The most controversial of Jones’s ads, "Convention", juxtaposed unflattering still photographs of a smiling Humphrey with images of Vietnam and the chaos of the Democratic convention, all to the ironic accompaniment of the Dixieland song "Hot Time in the Old Town Tonight." The ad implied that Humphrey either had caused these problems or didn’t care about them. NBC considered it unfair, but federal regulations prohibited the censorship of any political commercial and the ad ran during a broadcast of Laugh-In. However, Democratic protest led the Republicans to pull it after a single showing.

Nixon’s ad campaign was part of a carefully managed television effort that was detailed in Joe McGinnis’s The Selling of the President 1968. The book made the public aware for the first time of the critical role of consultants and advertising executives in creating a candidate’s image. The campaign designed a strategy by which Nixon appeared only in controlled situations. He limited his public appearances and press conferences, and refused to debate Humphrey. Instead, he appeared in a series of hour-long programs, produced by Roger Ailes, in which he was interviewed live by panels of carefully selected citizens. Nixon occasionally faced tough questions, but the discussions took place in front of partisan audiences from which the press was barred.

Hubert Humphrey for president
Edmund Muskie for vice president

"Humphrey-Muskie, Two You Can Trust"

The strategy behind the 1968 Democratic commercials was to convince the public that Hubert Humphrey could be trusted and Richard Nixon could not. While Nixon claimed that he had gained a fresh perspective during his eight years out of public office, the Humphrey ads capitalized on the popular notion that Nixon was an enigmatic figure with little record of public service. The press frequently wondered whether there really was a "New Nixon," and attacked his refusal to reveal the specifics of his "secret plan" to end the Vietnam War. As the sitting vice president in an unpopular administration, it was easier, and safer, for Humphrey to attack Nixon than to promote his own accomplishments. His campaign produced several powerful negative ads reminiscent of Johnson’s anti-Goldwater campaign. One spot, which evoked the famous "Daisy Girl" ad by showing images of mushroom cloudes while criticizing Nixon’s opposition to the signing of a nuclear nonproliferation treaty, aired during a broadcast of Dr. Strangelove.

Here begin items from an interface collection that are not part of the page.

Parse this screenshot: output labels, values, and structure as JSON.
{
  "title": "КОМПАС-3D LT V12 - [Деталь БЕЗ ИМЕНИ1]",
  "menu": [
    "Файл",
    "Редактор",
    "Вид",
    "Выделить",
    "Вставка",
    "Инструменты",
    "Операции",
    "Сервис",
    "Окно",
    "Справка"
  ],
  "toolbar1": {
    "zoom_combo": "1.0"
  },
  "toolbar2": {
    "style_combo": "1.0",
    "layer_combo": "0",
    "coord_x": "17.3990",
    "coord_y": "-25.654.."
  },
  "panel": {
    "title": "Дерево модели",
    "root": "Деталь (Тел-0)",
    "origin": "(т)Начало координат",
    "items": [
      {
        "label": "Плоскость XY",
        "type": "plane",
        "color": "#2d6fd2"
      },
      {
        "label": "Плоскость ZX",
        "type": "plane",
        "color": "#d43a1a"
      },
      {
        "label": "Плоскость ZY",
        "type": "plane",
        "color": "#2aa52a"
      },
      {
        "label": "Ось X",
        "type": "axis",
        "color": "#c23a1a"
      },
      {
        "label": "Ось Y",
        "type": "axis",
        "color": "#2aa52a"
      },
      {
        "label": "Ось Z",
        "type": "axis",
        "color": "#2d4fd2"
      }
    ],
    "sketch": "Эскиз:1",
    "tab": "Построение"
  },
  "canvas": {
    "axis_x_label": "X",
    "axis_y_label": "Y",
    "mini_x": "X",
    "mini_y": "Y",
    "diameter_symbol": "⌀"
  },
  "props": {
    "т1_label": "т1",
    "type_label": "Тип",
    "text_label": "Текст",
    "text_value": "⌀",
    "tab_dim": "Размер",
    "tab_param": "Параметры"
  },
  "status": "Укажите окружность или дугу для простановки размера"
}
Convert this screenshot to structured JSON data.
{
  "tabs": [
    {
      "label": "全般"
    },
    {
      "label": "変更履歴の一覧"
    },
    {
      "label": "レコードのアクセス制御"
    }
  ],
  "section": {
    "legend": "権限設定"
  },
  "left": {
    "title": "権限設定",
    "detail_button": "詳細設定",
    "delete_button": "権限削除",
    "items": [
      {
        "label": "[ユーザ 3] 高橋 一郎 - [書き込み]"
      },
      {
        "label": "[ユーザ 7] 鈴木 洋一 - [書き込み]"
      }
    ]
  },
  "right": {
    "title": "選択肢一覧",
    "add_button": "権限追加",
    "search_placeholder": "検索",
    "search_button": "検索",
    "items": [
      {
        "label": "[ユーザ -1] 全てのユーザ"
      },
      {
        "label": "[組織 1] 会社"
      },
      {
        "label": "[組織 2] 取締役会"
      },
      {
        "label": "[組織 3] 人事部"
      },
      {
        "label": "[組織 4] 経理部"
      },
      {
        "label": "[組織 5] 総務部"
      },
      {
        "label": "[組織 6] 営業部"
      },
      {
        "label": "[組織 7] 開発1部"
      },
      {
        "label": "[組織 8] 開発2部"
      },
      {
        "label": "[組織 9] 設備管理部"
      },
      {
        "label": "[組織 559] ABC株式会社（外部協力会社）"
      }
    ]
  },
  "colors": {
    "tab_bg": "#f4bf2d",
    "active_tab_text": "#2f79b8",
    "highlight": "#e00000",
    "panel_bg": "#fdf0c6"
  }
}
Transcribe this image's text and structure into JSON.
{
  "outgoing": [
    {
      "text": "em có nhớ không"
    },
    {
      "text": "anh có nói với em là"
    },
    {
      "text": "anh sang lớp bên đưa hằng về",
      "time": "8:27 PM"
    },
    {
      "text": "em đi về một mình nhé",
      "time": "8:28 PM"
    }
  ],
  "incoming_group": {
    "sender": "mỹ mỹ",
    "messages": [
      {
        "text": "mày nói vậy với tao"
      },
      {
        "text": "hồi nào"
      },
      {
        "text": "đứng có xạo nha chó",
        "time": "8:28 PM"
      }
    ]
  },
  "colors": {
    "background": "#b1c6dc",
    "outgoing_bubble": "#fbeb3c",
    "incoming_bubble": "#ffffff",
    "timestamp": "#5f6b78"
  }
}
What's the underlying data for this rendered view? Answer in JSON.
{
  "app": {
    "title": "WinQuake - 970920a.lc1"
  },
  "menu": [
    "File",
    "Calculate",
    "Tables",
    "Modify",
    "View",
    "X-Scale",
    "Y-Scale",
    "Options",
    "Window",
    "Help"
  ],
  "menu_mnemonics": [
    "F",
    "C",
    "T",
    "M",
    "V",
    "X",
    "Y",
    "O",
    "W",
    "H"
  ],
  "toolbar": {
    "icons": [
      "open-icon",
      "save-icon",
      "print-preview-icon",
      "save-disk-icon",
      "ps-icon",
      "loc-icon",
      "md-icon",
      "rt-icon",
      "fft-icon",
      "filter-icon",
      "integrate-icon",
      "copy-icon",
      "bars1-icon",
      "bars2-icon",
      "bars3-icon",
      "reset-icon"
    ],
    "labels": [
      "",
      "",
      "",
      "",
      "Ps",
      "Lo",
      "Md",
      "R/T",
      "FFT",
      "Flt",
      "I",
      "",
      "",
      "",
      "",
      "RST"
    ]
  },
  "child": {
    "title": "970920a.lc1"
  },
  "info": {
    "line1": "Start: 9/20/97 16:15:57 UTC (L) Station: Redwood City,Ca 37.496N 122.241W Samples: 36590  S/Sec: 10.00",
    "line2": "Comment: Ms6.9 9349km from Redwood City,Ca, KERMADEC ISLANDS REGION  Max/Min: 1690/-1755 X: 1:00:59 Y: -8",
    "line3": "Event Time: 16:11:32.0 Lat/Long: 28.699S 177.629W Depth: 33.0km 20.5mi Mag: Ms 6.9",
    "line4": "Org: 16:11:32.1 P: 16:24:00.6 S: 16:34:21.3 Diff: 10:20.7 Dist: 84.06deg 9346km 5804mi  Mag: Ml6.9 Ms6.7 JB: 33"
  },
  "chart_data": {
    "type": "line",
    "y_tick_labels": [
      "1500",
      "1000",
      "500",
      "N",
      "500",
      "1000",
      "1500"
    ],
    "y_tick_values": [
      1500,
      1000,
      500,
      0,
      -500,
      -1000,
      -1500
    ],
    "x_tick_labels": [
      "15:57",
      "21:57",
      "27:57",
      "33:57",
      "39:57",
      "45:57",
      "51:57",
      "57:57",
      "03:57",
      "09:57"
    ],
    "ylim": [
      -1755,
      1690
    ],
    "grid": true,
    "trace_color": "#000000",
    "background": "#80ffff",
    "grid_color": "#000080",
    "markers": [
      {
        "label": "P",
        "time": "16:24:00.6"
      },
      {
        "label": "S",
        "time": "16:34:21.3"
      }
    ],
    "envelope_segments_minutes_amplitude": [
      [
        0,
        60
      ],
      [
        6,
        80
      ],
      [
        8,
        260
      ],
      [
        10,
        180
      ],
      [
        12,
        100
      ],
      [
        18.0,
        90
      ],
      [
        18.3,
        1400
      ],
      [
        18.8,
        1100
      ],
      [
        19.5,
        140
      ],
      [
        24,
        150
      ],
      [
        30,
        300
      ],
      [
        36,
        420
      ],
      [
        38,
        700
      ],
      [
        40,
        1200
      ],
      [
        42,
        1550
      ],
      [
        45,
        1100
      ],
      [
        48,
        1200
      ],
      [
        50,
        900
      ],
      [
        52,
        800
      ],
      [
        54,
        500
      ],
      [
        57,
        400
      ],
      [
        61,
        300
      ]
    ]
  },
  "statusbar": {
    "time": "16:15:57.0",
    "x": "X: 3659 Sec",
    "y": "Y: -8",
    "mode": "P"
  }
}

Humphrey’s positive ads stressed his personality, portraying him as a trustworthy, compassionate man with a commitment to domestic issues such as civil rights, education, and Social Security. One spot, "Voting Booth", openly acknowledged voter apathy, with a narrator wondering aloud about the differences between the candidates, and coming to favor Humphrey only after articulating a lengthy decision-making process.

George Wallace for president
Curtis Lemay for vice president

It was essential for Wallace, the least known candidate, to build public recognition. The Alabama governor appeared in all of his ads, speaking directly from a podium. In simple, straightforward style, Wallace outlined his conservative views, including an opposition to busing as a means of forced integration, a demand for an all-out war on crime, and a call for massive bombing in Vietnam to bring about a quick end to the war.

Click on thumbnail to view video
The First Civil Right Convention Failure Vietnam Unite Crime Youth Child's Face Reach Out Decisions
Every American Law and Order Democrat What's Nixon Done? Bomb (Nuclear Treaty) Civil Rights Frank Sinatra Laughter Mother and Child E.G. Marshall Voting Booth
Busing/Law and Order Vietnam Independent